Jessie (late sixties – seventies) A lover of life, Jessie doesn’t bother with cosmetics – her elixir is bravery Jessie goes not roller coasters. Her husband has been with her a long time and is rarely surprised by her actions. Jessie bothers about grammar and will correct shop keepers regarding their use of the apostrophe “s”.
Celia (thirty-five – forty-five) A woman more at home in a department store than a church hall, she may be slightly younger than Chris, but she feels she’s drifted in from another world. Which she has. Celia has a streak of rebelliousness in her. This sets her apart from the vapid materialism of her peer group.
Ruth (forties) Ruth’s journey is from the false self-confidence of the emotionally abused to the genuine self confidence of the woman happy in her own skin. Ruth is eager to please but not be a rag doll and despite being Marie’s right-hand woman she is desperate to be the cartilage in the spine of the WI and keep everyone happy.
Marie (fifties) – she has gradually built the current “Marie “over the years as defense mechanism. She moved to her “Oz,” Cheshire, and found Oz didn’t want her. She came back scorched. The WI is a trophy to her, which justifies her total existence. There is a lingering part of Marie that would love to be on the calendar.

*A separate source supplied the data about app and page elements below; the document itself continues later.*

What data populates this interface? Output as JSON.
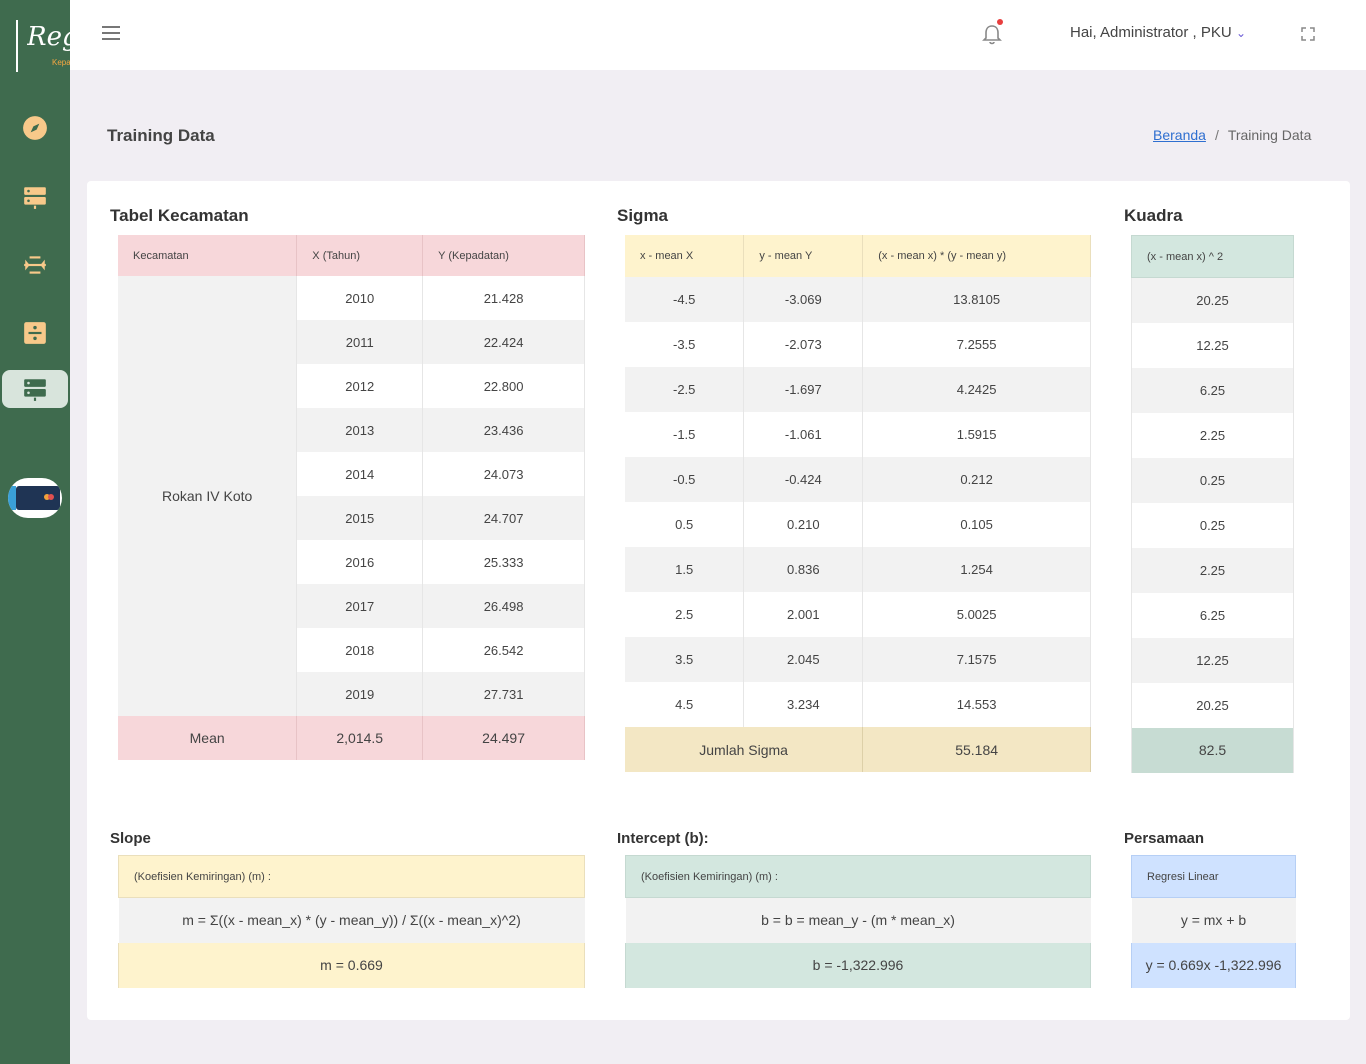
{
  "app": {
    "logo_text": "Regresi",
    "logo_subtitle": "Kepadatan Penduduk",
    "accent_color": "#3f6b4e",
    "sidebar_icons": [
      "compass-icon",
      "server-icon",
      "arrows-icon",
      "divide-icon",
      "server-icon",
      "card-icon"
    ]
  },
  "topbar": {
    "greeting": "Hai, Administrator , PKU",
    "chevron": "⌄"
  },
  "page": {
    "title": "Training Data",
    "breadcrumb_home": "Beranda",
    "breadcrumb_sep": "/",
    "breadcrumb_current": "Training Data"
  },
  "kecamatan": {
    "title": "Tabel Kecamatan",
    "headers": [
      "Kecamatan",
      "X (Tahun)",
      "Y (Kepadatan)"
    ],
    "name": "Rokan IV Koto",
    "rows": [
      {
        "x": "2010",
        "y": "21.428"
      },
      {
        "x": "2011",
        "y": "22.424"
      },
      {
        "x": "2012",
        "y": "22.800"
      },
      {
        "x": "2013",
        "y": "23.436"
      },
      {
        "x": "2014",
        "y": "24.073"
      },
      {
        "x": "2015",
        "y": "24.707"
      },
      {
        "x": "2016",
        "y": "25.333"
      },
      {
        "x": "2017",
        "y": "26.498"
      },
      {
        "x": "2018",
        "y": "26.542"
      },
      {
        "x": "2019",
        "y": "27.731"
      }
    ],
    "mean_label": "Mean",
    "mean_x": "2,014.5",
    "mean_y": "24.497"
  },
  "sigma": {
    "title": "Sigma",
    "headers": [
      "x - mean X",
      "y - mean Y",
      "(x - mean x) * (y - mean y)"
    ],
    "rows": [
      {
        "a": "-4.5",
        "b": "-3.069",
        "c": "13.8105"
      },
      {
        "a": "-3.5",
        "b": "-2.073",
        "c": "7.2555"
      },
      {
        "a": "-2.5",
        "b": "-1.697",
        "c": "4.2425"
      },
      {
        "a": "-1.5",
        "b": "-1.061",
        "c": "1.5915"
      },
      {
        "a": "-0.5",
        "b": "-0.424",
        "c": "0.212"
      },
      {
        "a": "0.5",
        "b": "0.210",
        "c": "0.105"
      },
      {
        "a": "1.5",
        "b": "0.836",
        "c": "1.254"
      },
      {
        "a": "2.5",
        "b": "2.001",
        "c": "5.0025"
      },
      {
        "a": "3.5",
        "b": "2.045",
        "c": "7.1575"
      },
      {
        "a": "4.5",
        "b": "3.234",
        "c": "14.553"
      }
    ],
    "sum_label": "Jumlah Sigma",
    "sum_value": "55.184"
  },
  "kuadra": {
    "title": "Kuadra",
    "header": "(x - mean x) ^ 2",
    "rows": [
      "20.25",
      "12.25",
      "6.25",
      "2.25",
      "0.25",
      "0.25",
      "2.25",
      "6.25",
      "12.25",
      "20.25"
    ],
    "sum_value": "82.5"
  },
  "slope": {
    "title": "Slope",
    "header": "(Koefisien Kemiringan) (m) :",
    "formula": "m = Σ((x - mean_x) * (y - mean_y)) / Σ((x - mean_x)^2)",
    "result": "m = 0.669"
  },
  "intercept": {
    "title": "Intercept (b):",
    "header": "(Koefisien Kemiringan) (m) :",
    "formula": "b = b = mean_y - (m * mean_x)",
    "result": "b = -1,322.996"
  },
  "persamaan": {
    "title": "Persamaan",
    "header": "Regresi Linear",
    "formula": "y = mx + b",
    "result": "y = 0.669x -1,322.996"
  }
}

John (fifties) Annie’s husband is a human sunflower. Not a saint. Not a hero. Just the kind of man you want in your car when crossing America. When he dies it feels like someone somewhere turned a light off.

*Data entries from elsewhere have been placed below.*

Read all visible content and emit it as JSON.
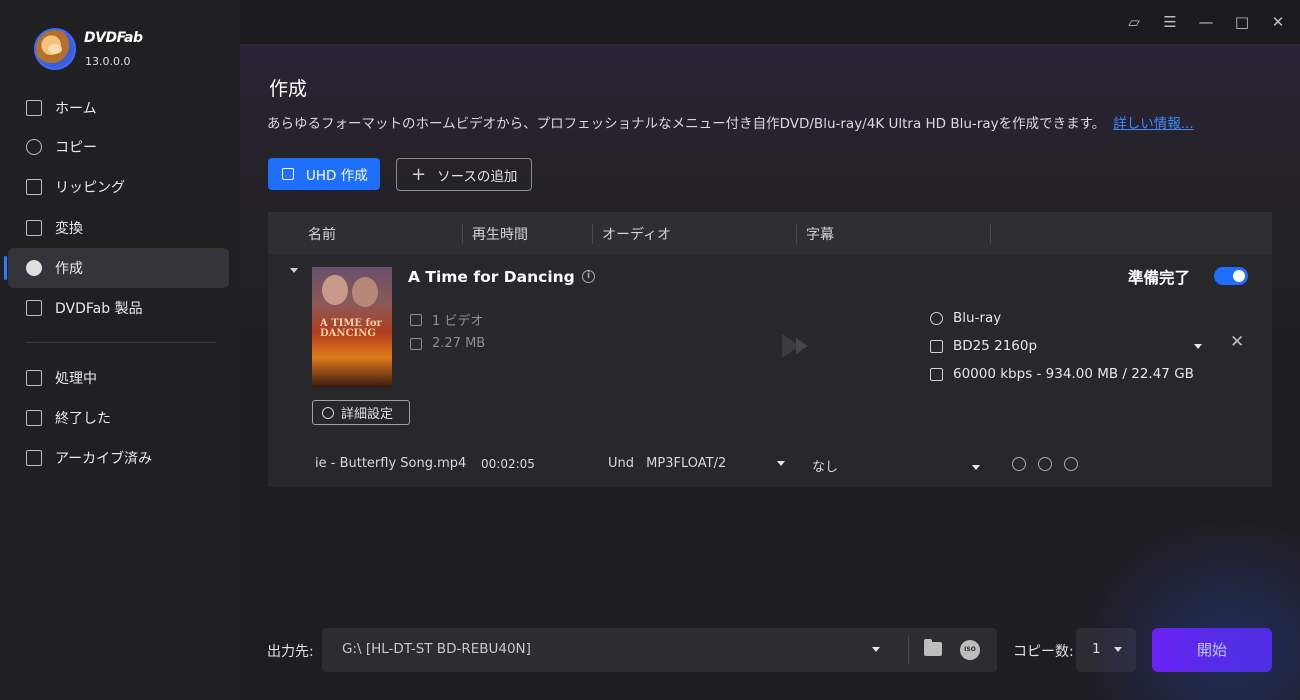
{
  "app": {
    "brand": "DVDFab",
    "version": "13.0.0.0"
  },
  "sidebar": {
    "items": [
      {
        "label": "ホーム",
        "icon": "home-icon"
      },
      {
        "label": "コピー",
        "icon": "copy-icon"
      },
      {
        "label": "リッピング",
        "icon": "ripping-icon"
      },
      {
        "label": "変換",
        "icon": "film-icon"
      },
      {
        "label": "作成",
        "icon": "disc-icon",
        "active": true
      },
      {
        "label": "DVDFab 製品",
        "icon": "product-icon"
      },
      {
        "label": "処理中",
        "icon": "processing-icon"
      },
      {
        "label": "終了した",
        "icon": "finished-icon"
      },
      {
        "label": "アーカイブ済み",
        "icon": "archive-icon"
      }
    ]
  },
  "titlebar": {
    "icons": [
      "skin-icon",
      "menu-icon",
      "minimize-icon",
      "maximize-icon",
      "close-icon"
    ]
  },
  "main": {
    "title": "作成",
    "description": "あらゆるフォーマットのホームビデオから、プロフェッショナルなメニュー付き自作DVD/Blu-ray/4K Ultra HD Blu-rayを作成できます。",
    "more_link": "詳しい情報...",
    "uhd_button": "UHD 作成",
    "add_source_button": "ソースの追加"
  },
  "table": {
    "headers": [
      "名前",
      "再生時間",
      "オーディオ",
      "字幕"
    ],
    "item": {
      "title": "A Time for Dancing",
      "poster_text": "A TIME for DANCING",
      "video_count": "1 ビデオ",
      "size": "2.27 MB",
      "status": "準備完了",
      "toggle_on": true,
      "output_format": "Blu-ray",
      "output_disc": "BD25 2160p",
      "output_bitrate": "60000 kbps - 934.00 MB / 22.47 GB",
      "advanced_button": "詳細設定",
      "track": {
        "filename": "ie - Butterfly Song.mp4",
        "duration": "00:02:05",
        "audio_lang": "Und",
        "audio_codec": "MP3FLOAT/2",
        "subtitle": "なし"
      }
    }
  },
  "bottom": {
    "output_label": "出力先:",
    "output_path": "G:\\ [HL-DT-ST BD-REBU40N]",
    "iso_label": "ISO",
    "copies_label": "コピー数:",
    "copies_value": "1",
    "start_button": "開始"
  },
  "colors": {
    "accent": "#1f6fff",
    "start": "#7a1cff",
    "link": "#3f8cff"
  }
}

Rod (fifties) Chris’ husband, you must be a certain kind of guy to stick with Chris and Rod loves it. He can give back what he gets and has a deadpan humor which had always made Chris laugh. John was his mate even though it was first channeled through their wives.
Lawrence (late twenties) Hesitant without being nerdy. Lawrence is a shy young man with enough wit to make a joke and enough spirit to turn up at the WI hall in the first place. When he arranges the shots he is close to female nudity but only sees the photo.
Lady Cravenshire (sixties) She doesn’t mean to be patronizing. But the WI girls seem to be from another world. The world of her estate workers.
Elaine (twenties) Elaine doesn’t mean to be so patronizing. But Jessie seems to be from another world. The world other Gran.
Liam (twenties) Liam would like to be directing other things than photo shoots for washing powders. He’s not so unprofessional to let it show, but he can sense a slight weariness at having to deal with these women. There’s a resigned patience to his actions and each smile he makes is professional. For Liam this photo shoot is a job. And not the one he wanted.
Auditions will be held Sunday December 1st and Tuesday December 3rd, 7pm (sign-in beginning at 6:30pm) at
Jenks Auditorium, 350 Division Street (across from McCoy Stadium) and will consist of cold readings from the script.
British accents NOT REQUIRED. No appointments necessary.
Rehearsal nights TBD after casting – please come with potential rehearsal conflict dates (i.e: vacation dates/times you are not available).
Production Dates are February 21-23 and February 28 – March 1 at Jenks Auditorium
(Fridays and Saturdays at 7:30, with Sunday matinees at 2:00.)
For more information please contact Pamela Jackson at (401) 368-7815 or email firstname.lastname@example.org